Agrium-PotashCorp merger could signal 'next great frontier,' Calgary chamber president says

The head office for a newly created agriculture giant will be in Saskatoon, as Calgary-based Agrium and Saskatoon-based PotashCorp announce a merger Monday, but some analysts say it’s not a total loss for Calgary.

New entity will be worth an estimated $36B

Agrium's headquarters is pictured in Calgary, on Wednesday, May 7, 2014. Potash Corp. of Saskatchewan and Agrium have agreed to merge in a deal that would create a global agricultural giant worth an estimated US$36 billion. (Larry MacDougal/The Canadian Press)

The head office for a newly-created agriculture giant will be in Saskatoon, as Calgary-based Agrium and Saskatoon-based PotashCorp announce a merger Monday, but some analysts say it's not a total loss for Calgary.

The new entity will be worth an estimated $36 billion.

Trevor Tombe, an assistant professor of economics at the University of Calgary, says he can only speculate why the merging companies didn't choose this city, but he says corporate income taxes may have been a consideration.

"Certainly locating in Alberta, moving from ten to 12 per cent, increased Agrium's costs and they might think that future changes aren't worth the risk of staying here," Tombe said.

The companies have said the merger will create $500 million in operating synergies while Tombe says that could lead to duplication challenges.

Economist Trevor Tombe says Calgary trails only Toronto when it comes to corporate head offices. (Monty Kruger/CBC)

"When they say operational synergies they mean things like duplicate jobs. They will only need one head of marketing rather than the two that currently exist. There is also going to be ways they can coordinate operations across both companies, maybe share some facilities, share transportation, share marketing and advertising channels. Things of that nature will lower costs," he said.

The new company will maintain a corporate office in Calgary.

Tombe says Calgary is the number two destination for head office locations in Canada, behind only Toronto.

"One company's decision does not make a trend, and we shouldn't look at this and think that the sky is falling," Tombe said.

The Calgary Chamber of Commerce isn't worried about the loss of a head office.

"The functional activities of the CEO's office will still be based out of Calgary," chamber president Adam Legge told CBC News.

Adam Legge, Calgary Chamber president, says agriculture could be the next great frontier that helps diversify the Alberta economy. (CBC)

"So, while it's disappointing to see that officially it will be in another province, hopefully the major decision-making power, say around investments and hiring, will largely be filled out of Calgary."

Legge says while it's too soon to talk about job losses, he says agriculture companies are key to diversifying the Alberta economy.
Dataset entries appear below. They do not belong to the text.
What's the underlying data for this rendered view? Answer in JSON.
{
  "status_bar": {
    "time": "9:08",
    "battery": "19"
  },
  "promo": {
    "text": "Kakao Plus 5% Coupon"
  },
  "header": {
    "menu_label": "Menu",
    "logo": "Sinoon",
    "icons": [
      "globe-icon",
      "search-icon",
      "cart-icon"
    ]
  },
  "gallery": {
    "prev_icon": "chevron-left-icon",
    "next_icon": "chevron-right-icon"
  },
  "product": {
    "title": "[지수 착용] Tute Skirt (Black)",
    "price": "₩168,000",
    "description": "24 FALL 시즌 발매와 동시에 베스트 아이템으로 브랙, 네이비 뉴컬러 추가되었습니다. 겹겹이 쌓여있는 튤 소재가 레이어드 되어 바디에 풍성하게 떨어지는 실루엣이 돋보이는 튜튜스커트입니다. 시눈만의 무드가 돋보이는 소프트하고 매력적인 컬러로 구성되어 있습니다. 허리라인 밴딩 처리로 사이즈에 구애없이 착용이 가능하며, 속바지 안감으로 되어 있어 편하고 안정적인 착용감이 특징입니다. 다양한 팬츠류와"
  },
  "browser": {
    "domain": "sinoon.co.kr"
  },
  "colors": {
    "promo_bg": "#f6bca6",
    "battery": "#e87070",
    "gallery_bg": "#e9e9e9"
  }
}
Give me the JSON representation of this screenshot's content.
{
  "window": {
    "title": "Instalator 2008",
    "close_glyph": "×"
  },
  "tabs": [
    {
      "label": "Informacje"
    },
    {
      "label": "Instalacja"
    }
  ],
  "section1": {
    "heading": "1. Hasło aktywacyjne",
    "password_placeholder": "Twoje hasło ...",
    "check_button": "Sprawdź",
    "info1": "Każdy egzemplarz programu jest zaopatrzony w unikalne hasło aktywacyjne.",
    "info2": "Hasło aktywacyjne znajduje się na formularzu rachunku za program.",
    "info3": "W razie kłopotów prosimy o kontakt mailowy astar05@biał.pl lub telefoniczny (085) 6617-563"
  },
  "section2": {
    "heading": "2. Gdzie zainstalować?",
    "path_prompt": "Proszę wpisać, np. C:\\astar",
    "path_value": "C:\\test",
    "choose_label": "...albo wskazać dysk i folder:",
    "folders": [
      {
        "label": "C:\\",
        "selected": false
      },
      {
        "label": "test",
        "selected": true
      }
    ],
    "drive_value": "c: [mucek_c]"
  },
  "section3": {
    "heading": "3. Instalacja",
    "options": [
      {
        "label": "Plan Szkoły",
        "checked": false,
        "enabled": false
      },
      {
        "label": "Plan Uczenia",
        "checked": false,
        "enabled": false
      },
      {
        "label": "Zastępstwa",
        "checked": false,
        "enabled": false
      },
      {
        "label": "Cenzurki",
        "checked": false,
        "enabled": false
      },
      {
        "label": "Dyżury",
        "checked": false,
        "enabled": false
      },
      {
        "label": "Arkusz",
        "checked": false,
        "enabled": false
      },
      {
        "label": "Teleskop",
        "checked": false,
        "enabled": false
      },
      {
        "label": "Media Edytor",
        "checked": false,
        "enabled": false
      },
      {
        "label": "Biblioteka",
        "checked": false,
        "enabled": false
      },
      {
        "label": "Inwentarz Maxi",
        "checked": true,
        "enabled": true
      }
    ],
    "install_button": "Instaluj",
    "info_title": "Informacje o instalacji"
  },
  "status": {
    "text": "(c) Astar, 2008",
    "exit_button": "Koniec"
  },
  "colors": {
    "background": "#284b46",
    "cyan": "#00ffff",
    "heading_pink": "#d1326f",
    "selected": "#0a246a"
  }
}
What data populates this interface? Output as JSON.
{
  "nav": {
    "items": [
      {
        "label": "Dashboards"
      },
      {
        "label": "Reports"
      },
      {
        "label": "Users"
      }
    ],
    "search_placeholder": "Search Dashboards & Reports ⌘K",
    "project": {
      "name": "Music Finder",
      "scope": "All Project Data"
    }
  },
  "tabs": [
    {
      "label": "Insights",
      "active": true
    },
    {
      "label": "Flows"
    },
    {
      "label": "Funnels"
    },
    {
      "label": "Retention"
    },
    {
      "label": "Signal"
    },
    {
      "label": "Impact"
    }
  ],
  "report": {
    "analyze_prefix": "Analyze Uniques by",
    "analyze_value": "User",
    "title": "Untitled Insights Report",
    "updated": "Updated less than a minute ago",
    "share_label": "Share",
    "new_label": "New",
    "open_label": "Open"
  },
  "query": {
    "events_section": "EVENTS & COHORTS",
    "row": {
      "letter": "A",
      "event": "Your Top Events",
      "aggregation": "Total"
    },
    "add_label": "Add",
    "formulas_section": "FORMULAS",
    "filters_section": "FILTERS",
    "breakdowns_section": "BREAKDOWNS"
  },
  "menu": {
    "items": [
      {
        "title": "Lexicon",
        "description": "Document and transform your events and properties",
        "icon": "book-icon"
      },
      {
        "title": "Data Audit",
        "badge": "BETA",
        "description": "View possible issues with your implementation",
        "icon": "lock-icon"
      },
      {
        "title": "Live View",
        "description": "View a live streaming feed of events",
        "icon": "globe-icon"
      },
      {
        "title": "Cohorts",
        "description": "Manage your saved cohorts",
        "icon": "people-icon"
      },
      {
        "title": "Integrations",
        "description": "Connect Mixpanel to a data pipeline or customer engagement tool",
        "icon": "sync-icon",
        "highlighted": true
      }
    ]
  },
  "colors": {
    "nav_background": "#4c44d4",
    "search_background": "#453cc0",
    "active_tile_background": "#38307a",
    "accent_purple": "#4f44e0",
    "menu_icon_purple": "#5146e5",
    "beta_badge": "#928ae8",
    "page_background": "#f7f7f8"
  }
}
"It's less cyclical than oil and gas and it demographically lines up with a growing population. It's highly incorporating science and technology and there's a great available credit. We've got lots of the natural assets and advantages in terms of arable land. I think agriculture is our next great frontier," Legge said.

PotashCorp says the merger will save both companies about $500 million.

Saskatchewan Premier Brad Wall predicts that layoffs will likely be on the logistics side and shouldn't affect Saskatchewan.

With files from Natasha Frakes and Brooks Decillia